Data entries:

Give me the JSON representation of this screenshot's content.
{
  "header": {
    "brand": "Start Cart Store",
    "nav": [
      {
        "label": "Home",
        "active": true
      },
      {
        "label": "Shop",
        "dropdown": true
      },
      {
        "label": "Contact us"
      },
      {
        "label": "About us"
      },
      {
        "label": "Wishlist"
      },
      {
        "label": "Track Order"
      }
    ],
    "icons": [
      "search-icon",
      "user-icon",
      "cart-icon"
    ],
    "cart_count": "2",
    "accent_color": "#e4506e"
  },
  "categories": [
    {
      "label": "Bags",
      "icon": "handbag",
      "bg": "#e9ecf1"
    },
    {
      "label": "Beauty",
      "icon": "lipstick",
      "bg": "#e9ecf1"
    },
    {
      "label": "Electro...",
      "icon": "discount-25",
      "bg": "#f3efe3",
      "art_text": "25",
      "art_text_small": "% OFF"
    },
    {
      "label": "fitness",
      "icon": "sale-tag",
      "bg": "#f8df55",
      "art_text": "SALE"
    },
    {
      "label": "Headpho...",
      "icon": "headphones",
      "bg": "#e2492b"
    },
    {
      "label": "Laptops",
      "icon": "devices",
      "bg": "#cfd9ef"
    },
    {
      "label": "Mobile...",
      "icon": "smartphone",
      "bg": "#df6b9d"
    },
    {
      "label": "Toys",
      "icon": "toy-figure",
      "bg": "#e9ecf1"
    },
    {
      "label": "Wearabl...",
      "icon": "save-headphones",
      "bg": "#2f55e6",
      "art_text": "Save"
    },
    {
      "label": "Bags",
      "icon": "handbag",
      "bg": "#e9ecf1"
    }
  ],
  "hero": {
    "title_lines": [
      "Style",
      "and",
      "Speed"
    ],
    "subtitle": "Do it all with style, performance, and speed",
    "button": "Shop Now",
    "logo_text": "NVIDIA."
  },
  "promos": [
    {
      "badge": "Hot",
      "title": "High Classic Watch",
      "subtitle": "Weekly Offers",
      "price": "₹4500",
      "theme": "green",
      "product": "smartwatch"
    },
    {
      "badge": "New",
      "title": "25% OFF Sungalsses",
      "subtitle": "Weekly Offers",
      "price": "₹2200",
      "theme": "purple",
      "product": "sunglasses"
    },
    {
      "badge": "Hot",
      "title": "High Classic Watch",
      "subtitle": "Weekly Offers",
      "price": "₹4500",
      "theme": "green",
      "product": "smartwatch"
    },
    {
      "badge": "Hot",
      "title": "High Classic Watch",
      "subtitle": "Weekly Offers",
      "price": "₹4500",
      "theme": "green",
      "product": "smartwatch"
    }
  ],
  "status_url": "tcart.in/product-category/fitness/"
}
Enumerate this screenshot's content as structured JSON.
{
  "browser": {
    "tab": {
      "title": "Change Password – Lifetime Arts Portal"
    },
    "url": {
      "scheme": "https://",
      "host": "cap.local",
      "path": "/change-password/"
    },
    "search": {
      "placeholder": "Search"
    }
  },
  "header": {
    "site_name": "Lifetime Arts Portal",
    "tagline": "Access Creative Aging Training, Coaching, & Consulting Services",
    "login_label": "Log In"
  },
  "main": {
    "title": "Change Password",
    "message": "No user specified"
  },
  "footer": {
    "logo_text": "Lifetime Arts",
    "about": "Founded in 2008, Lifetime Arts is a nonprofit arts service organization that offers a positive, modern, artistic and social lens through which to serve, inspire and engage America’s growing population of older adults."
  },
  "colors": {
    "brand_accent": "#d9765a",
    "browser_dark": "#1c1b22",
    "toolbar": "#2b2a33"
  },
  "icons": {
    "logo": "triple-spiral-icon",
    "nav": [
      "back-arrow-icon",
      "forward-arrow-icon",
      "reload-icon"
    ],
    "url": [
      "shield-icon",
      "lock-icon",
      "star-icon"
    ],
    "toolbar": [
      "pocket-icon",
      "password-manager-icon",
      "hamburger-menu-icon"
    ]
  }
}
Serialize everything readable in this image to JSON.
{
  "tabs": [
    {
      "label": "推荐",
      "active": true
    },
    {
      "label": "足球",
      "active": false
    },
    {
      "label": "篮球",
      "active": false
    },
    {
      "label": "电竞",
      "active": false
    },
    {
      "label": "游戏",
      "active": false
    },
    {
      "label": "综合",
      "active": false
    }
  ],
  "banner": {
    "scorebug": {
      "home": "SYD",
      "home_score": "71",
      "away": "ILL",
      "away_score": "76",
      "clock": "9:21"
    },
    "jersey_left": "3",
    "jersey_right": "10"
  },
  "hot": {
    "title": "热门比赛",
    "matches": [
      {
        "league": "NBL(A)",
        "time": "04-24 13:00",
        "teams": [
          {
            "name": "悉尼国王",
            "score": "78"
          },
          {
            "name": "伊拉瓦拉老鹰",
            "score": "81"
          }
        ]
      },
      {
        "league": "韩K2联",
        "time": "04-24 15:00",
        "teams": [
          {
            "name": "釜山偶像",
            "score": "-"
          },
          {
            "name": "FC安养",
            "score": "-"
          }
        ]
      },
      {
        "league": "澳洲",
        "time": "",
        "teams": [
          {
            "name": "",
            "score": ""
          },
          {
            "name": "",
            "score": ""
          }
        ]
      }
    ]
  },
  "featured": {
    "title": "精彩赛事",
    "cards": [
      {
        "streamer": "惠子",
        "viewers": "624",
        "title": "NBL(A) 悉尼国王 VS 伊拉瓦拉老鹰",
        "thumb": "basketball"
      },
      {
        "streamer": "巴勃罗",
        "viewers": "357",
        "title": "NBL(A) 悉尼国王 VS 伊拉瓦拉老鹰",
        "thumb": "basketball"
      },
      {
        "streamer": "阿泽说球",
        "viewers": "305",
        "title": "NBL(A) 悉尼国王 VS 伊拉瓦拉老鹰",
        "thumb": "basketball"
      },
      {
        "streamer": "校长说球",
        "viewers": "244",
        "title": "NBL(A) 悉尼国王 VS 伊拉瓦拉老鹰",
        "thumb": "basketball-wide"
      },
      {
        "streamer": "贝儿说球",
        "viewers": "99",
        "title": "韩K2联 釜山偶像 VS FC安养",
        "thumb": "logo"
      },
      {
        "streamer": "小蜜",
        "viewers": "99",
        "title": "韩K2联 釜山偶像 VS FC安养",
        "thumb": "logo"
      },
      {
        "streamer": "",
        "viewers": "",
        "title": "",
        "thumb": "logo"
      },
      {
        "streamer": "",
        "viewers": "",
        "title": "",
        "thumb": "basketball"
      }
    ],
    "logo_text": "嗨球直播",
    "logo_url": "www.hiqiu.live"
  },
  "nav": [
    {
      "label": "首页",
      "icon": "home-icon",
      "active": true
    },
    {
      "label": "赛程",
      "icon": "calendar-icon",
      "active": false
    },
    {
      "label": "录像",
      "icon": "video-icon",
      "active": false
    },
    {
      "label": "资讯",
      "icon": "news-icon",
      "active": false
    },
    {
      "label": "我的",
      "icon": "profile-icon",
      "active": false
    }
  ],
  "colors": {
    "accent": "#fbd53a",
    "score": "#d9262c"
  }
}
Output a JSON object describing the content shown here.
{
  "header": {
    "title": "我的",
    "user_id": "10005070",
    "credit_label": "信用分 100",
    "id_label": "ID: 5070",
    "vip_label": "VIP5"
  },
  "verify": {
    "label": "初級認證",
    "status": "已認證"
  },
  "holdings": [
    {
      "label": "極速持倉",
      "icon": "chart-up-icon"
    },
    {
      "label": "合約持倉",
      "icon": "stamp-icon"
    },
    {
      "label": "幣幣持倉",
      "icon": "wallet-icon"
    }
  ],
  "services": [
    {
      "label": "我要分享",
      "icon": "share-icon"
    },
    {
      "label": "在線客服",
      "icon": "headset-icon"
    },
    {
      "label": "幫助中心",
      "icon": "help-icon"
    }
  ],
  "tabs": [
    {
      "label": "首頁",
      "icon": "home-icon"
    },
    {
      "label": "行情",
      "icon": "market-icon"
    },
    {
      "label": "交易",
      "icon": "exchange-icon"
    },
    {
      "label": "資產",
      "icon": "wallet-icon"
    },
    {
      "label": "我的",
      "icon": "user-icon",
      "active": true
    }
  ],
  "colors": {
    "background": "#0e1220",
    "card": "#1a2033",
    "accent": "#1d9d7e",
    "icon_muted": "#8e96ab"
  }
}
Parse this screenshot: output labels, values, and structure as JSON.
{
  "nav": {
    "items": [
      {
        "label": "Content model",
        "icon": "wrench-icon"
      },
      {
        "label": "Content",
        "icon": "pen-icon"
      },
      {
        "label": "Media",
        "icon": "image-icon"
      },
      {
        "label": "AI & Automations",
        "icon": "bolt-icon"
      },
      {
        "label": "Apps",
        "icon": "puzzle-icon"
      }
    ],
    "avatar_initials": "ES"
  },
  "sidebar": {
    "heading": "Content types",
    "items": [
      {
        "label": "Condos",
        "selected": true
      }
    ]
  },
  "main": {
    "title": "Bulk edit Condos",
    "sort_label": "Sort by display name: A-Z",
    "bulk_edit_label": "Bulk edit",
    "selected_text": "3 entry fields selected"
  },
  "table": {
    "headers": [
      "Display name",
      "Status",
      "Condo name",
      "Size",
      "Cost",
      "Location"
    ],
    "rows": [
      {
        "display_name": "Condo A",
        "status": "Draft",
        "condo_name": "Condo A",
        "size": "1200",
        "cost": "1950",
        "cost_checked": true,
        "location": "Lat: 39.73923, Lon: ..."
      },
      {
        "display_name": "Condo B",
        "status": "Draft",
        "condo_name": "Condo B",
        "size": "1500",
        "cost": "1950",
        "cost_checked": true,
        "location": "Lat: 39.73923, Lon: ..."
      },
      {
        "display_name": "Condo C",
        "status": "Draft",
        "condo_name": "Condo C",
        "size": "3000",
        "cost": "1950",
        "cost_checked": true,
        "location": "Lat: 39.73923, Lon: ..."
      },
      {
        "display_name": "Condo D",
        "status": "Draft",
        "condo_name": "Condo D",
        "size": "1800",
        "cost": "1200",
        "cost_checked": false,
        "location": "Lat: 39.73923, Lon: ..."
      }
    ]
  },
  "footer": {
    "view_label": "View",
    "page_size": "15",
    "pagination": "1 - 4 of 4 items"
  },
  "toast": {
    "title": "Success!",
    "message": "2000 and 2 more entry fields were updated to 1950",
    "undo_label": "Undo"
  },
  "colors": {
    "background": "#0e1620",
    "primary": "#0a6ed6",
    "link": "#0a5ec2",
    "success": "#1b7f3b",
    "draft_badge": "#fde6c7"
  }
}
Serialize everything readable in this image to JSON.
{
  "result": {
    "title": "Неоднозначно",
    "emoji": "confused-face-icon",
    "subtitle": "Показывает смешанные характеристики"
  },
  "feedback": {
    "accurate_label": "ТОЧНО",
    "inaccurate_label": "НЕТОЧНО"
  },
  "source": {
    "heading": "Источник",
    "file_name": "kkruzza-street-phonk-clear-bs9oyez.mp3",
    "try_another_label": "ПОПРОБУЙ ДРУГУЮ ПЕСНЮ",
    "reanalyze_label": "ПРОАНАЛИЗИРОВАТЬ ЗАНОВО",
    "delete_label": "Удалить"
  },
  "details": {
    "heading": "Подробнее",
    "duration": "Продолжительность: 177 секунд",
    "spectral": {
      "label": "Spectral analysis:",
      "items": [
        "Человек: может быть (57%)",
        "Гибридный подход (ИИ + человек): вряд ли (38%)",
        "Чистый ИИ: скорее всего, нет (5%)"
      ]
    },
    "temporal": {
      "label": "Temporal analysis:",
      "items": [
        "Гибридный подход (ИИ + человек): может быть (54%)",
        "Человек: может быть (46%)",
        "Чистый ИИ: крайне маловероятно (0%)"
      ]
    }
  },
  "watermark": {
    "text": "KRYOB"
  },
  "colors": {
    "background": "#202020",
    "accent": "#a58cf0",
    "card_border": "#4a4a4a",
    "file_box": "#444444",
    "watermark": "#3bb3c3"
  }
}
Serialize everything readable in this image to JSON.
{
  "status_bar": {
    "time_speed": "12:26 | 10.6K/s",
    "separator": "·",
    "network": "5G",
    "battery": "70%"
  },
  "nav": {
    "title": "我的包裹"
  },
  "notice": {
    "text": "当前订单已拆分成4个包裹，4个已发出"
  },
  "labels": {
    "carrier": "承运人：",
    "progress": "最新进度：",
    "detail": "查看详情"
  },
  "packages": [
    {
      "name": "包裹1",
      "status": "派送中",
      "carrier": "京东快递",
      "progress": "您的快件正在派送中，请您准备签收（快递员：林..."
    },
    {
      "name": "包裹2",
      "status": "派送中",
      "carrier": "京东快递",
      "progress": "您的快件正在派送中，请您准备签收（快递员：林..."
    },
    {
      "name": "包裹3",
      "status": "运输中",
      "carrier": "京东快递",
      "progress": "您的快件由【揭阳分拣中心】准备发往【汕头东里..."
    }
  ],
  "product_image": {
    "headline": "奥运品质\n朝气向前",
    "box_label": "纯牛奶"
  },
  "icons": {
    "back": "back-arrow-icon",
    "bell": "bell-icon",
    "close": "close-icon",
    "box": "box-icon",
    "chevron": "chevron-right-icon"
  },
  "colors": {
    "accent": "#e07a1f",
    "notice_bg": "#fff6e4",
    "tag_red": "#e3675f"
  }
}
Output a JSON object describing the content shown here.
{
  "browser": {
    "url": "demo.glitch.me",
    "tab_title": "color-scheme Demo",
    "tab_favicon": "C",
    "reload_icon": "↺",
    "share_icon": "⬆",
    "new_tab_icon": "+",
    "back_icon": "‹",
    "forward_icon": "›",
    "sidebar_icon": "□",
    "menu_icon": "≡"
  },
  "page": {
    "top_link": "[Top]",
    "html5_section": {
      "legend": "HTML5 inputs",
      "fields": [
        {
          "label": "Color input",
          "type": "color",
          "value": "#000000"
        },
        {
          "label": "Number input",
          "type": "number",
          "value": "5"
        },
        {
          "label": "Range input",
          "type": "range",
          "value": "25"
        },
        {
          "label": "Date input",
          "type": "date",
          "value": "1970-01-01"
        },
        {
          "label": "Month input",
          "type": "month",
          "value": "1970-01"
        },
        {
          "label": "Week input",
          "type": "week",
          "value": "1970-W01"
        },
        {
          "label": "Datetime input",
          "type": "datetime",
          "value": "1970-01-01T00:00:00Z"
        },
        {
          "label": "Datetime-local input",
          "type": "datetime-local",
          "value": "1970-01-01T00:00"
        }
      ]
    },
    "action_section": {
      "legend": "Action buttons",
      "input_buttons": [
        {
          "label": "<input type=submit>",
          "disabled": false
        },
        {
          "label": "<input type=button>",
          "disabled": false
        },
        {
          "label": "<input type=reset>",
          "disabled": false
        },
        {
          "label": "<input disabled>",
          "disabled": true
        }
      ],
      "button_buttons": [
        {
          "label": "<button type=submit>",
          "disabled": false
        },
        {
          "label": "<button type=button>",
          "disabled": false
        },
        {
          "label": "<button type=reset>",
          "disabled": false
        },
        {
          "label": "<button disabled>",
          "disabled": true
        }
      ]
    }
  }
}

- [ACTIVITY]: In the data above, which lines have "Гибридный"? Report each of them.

- [SOLUTION TO THE PROBLEM]:
        "Гибридный подход (ИИ + человек): вряд ли (38%)",
        "Гибридный подход (ИИ + человек): может быть (54%)",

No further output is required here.